Sustainable soybean practices help you boost production to meet ever increasing worldwide demand, while looking out for future generations.
Illinois soybean growers have a long history of increasing production, while decreasing the impact made on the environment... and the effect ripples around the world.
Meeting today's sustainability goals is not a new idea. In fact, many Illinois farmers have been making improvements long before sustainability was popular, and we're still at it. As a result, the Keystone Alliance for Sustainable Agriculture – a national program that focuses on the use of environmental resources – has noticed a continual decline in soybean production's impact in five key areas: land use, energy use, soil loss, irrigation water use, and CO2 emissions.
Illinois Soybean Farmers Improve Environmental Efficiency
Each color on the chart below represents a 5-year period from 1980-2011. A smaller imprint on the spider chart indicates less environmental impact (view detailed report that compares Illinois progress to efforts made nationwide).
Reduced Footprint, Improved Production
Yield trends over the last 20 years show that growers are continually getting more production from each acre, which has resulted in a 26% decrease in land use from 1987 to 2007. New soybean varieties – brought about because of research conducted at four first-class university ag programs in Illinois – are one of the main reasons behind soybean production's decreasing footprint.

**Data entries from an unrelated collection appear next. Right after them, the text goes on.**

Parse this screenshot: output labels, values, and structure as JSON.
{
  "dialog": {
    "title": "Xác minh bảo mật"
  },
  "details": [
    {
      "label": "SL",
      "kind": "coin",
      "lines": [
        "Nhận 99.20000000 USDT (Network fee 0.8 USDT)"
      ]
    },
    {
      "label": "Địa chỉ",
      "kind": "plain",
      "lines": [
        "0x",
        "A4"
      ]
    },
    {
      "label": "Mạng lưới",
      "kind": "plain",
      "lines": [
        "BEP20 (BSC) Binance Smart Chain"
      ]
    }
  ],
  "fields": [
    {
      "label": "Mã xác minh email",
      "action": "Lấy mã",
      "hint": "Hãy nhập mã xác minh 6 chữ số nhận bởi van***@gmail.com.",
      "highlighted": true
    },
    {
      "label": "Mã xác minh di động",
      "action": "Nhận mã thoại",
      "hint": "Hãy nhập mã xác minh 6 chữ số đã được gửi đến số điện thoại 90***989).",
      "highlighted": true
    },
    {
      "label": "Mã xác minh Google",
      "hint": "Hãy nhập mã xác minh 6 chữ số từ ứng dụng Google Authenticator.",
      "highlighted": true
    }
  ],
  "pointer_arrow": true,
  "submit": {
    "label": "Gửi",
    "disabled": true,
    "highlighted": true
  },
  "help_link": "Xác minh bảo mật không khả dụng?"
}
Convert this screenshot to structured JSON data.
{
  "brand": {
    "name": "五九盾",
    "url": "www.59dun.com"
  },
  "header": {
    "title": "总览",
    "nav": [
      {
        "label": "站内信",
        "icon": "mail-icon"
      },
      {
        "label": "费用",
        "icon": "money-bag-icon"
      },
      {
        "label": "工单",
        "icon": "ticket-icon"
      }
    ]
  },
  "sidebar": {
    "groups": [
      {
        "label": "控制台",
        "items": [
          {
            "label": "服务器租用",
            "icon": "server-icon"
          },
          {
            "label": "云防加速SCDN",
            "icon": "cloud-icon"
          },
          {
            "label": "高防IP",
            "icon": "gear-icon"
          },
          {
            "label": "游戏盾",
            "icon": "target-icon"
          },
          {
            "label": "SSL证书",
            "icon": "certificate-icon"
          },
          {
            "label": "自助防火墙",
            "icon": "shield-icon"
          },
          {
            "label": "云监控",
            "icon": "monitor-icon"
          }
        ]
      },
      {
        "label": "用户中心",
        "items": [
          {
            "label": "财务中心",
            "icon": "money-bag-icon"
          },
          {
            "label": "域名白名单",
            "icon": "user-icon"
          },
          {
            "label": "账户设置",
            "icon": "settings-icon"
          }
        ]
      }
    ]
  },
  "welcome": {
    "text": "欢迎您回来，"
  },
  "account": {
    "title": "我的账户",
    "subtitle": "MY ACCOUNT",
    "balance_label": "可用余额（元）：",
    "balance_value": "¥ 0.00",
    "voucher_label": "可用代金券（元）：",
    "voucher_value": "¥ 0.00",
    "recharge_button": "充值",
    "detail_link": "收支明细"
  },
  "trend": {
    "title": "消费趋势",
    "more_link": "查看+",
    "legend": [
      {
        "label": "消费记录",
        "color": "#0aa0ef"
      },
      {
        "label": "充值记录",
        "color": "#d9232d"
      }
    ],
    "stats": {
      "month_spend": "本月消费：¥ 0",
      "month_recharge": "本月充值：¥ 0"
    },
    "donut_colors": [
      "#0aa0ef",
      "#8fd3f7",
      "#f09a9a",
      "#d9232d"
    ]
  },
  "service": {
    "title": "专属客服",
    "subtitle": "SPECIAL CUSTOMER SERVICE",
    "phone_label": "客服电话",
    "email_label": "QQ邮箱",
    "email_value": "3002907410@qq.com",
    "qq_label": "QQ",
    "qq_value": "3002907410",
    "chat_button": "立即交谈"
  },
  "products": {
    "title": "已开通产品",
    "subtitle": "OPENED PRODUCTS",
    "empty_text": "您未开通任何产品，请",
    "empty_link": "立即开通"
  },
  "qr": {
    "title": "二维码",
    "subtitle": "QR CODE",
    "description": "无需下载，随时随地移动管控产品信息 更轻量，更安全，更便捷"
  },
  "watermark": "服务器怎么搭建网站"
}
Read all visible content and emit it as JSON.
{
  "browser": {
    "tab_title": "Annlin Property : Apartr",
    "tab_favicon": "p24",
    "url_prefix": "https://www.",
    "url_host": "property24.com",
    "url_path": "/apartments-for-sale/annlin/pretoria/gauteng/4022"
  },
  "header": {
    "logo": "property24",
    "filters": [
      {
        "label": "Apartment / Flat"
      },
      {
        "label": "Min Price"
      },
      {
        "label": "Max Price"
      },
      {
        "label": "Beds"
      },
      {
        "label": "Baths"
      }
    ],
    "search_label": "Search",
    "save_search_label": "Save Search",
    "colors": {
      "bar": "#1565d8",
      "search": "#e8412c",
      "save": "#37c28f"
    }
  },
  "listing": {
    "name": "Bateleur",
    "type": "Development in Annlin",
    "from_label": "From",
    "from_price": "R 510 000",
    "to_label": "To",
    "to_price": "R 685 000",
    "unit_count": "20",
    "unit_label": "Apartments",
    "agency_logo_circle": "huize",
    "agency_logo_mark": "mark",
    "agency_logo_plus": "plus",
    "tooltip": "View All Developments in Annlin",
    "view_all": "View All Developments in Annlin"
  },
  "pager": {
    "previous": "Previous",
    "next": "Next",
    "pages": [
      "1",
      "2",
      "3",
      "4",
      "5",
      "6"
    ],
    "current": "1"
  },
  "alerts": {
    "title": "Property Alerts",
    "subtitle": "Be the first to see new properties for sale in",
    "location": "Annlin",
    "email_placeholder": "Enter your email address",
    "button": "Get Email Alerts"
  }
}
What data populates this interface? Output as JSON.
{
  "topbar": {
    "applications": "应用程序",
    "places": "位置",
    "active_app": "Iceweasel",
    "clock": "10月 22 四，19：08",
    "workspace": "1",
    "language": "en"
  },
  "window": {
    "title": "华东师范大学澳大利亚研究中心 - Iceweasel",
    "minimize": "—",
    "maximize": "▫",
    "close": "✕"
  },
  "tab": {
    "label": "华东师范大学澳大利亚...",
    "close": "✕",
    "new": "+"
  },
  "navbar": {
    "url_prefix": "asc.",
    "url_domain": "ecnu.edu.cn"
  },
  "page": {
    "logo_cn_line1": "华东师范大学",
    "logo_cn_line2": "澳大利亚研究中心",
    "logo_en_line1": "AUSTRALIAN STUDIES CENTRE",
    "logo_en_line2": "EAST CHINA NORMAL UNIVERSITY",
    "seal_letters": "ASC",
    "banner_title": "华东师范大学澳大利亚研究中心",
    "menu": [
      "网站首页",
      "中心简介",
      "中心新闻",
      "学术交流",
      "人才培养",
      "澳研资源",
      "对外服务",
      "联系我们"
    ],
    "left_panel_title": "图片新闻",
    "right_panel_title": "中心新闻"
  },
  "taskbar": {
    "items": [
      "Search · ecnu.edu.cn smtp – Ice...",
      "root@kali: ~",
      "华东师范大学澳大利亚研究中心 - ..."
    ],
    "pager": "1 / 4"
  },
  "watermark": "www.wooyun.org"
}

These varieties are designed to improve productivity while reducing the impact soybean production has on the environment. Now soybeans can be planted closer together, helping fields retain soil moisture and reduce weed pressure. Crop residue can be left in fields, allowing farmers to employ no-till and reduced-till methods that greatly reduce soil erosion and the need for energy-intensive plowing. Growers can reduce pesticide and fertilizer use with newer soybean varieties, reducing runoff into groundwater and waterways. And farmers are spending less time in the fields managing soybeans, reducing fuel use and greenhouse gas emissions by as much as 88 percent compared to conventional cropping systems.
Local and Global Impact
Soybean farms enhance the economic health of Illinois and provide great benefits to communities. By providing jobs, tax revenue and disposable income spent at local businesses, soybean farms add to the greater good of Illinois society. They also support productivity at other businesses – livestock operations, biofuel plants, food producers and others that use soy as a key ingredient. ISA works to educate grocery shoppers, especially moms, to understand how soybeans end up at the family dinner table, and programs like Illinois Farm Families (IFF) and ISA's "What Food Gets Fed" help communicate the role of soy in livestock operations.
On a global scale, 54 percent of Illinois soybeans are sent to international markets – with much of that demand being driven by China. When Illinois soybeans go overseas, they are often used in livestock operations, which is significantly more efficient than traditional feeds. Illinois has also joined with all U.S. farmers through the United Soybean Board and the American Soybean Association to provide technical resources to more than 80 countries. This support helps overseas livestock operators (and food customers) see how soybean meal can increase productivity and decrease environmental impact.